Start of Task material
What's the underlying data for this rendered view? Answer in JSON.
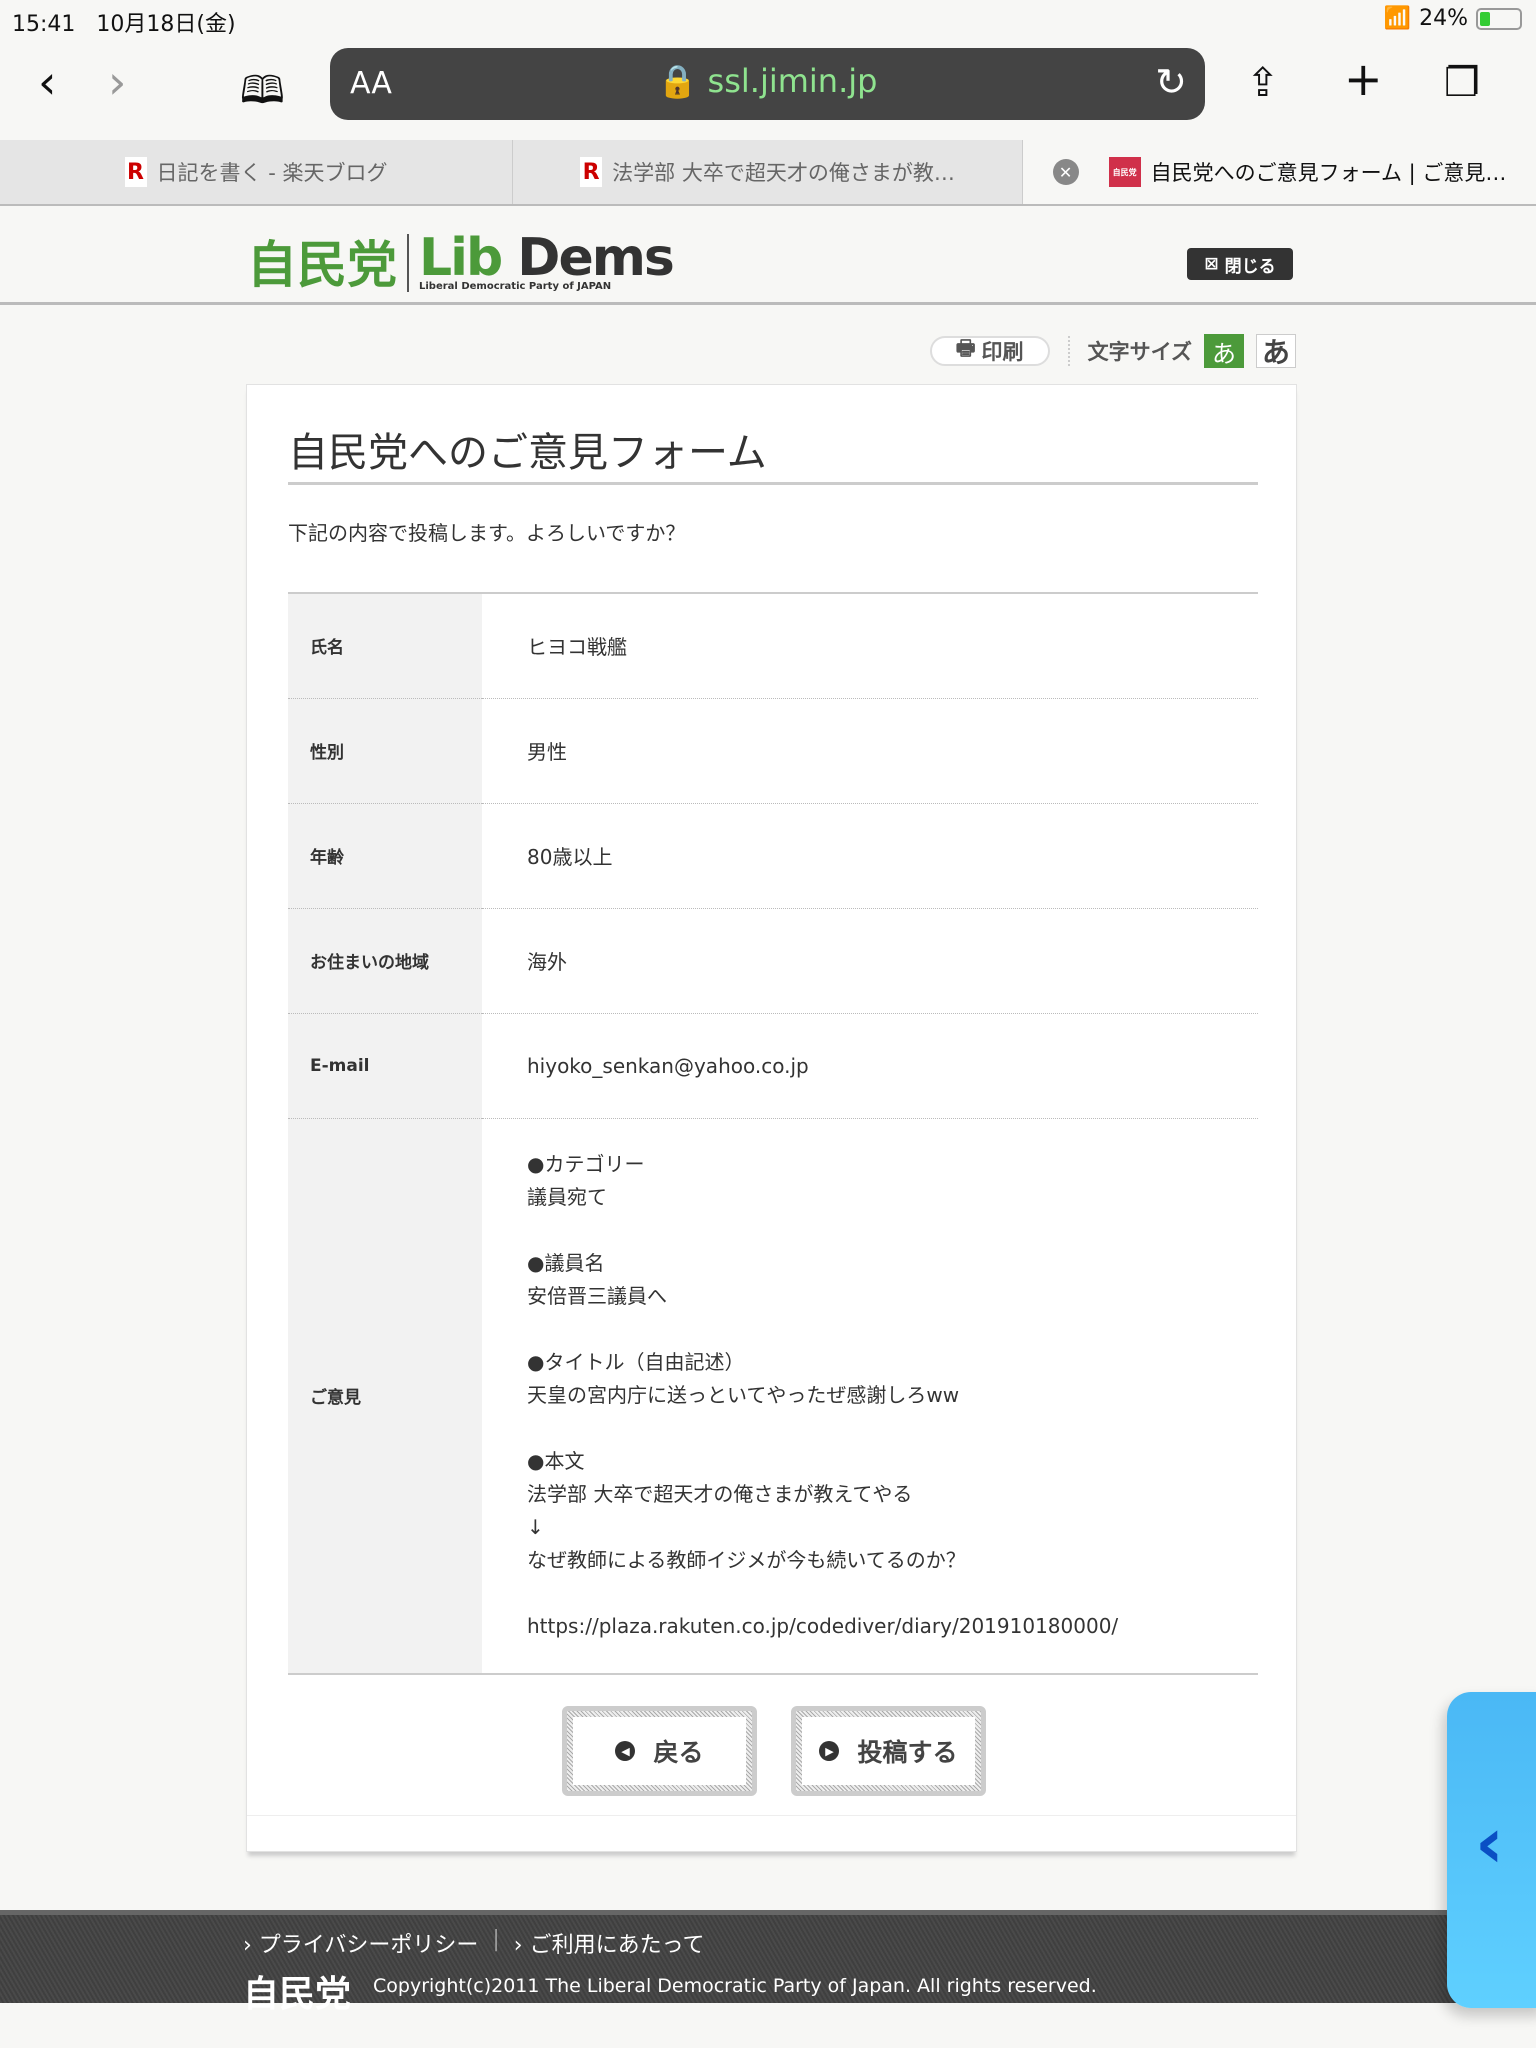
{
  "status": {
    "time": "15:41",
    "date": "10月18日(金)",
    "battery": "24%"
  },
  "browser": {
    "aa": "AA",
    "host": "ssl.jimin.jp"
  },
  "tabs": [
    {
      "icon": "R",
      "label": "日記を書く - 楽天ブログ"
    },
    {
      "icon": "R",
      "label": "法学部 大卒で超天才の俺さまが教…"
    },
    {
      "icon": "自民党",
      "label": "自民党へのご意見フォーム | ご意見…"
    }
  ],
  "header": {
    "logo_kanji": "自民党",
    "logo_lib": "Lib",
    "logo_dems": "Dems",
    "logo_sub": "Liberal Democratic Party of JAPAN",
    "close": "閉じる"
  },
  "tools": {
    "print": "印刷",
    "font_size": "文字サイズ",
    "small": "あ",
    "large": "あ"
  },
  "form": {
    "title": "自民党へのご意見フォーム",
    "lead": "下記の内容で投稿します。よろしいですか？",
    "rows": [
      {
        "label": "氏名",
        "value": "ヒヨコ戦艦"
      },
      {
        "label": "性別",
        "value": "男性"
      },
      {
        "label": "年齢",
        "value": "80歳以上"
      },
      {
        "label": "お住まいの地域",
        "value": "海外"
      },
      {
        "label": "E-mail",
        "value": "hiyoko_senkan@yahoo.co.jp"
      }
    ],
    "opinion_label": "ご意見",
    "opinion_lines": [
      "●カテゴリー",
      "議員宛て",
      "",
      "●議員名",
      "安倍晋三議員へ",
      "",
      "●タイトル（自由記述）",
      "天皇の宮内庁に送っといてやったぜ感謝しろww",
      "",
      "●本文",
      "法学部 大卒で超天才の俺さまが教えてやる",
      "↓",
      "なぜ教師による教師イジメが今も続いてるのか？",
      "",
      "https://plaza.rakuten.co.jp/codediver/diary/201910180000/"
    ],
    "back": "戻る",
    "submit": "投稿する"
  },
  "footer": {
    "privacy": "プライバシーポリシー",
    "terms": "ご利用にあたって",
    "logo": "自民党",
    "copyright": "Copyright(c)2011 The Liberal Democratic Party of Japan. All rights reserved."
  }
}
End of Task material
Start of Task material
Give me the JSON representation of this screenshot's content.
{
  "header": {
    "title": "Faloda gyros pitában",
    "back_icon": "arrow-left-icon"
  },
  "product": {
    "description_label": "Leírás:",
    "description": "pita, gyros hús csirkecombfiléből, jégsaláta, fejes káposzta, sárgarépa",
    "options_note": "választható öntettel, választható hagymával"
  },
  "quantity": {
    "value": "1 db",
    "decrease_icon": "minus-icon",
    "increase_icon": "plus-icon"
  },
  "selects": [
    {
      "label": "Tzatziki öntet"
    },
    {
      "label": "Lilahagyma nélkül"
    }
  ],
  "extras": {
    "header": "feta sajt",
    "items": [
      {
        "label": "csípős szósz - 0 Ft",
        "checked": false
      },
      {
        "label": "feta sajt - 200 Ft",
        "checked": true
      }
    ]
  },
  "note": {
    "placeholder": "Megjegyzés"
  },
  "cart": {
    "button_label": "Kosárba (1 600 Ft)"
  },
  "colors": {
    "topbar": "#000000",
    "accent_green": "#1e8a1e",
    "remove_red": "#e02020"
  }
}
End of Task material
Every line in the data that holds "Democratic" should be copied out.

    "logo_sub": "Liberal Democratic Party of JAPAN",
    "copyright": "Copyright(c)2011 The Liberal Democratic Party of Japan. All rights reserved."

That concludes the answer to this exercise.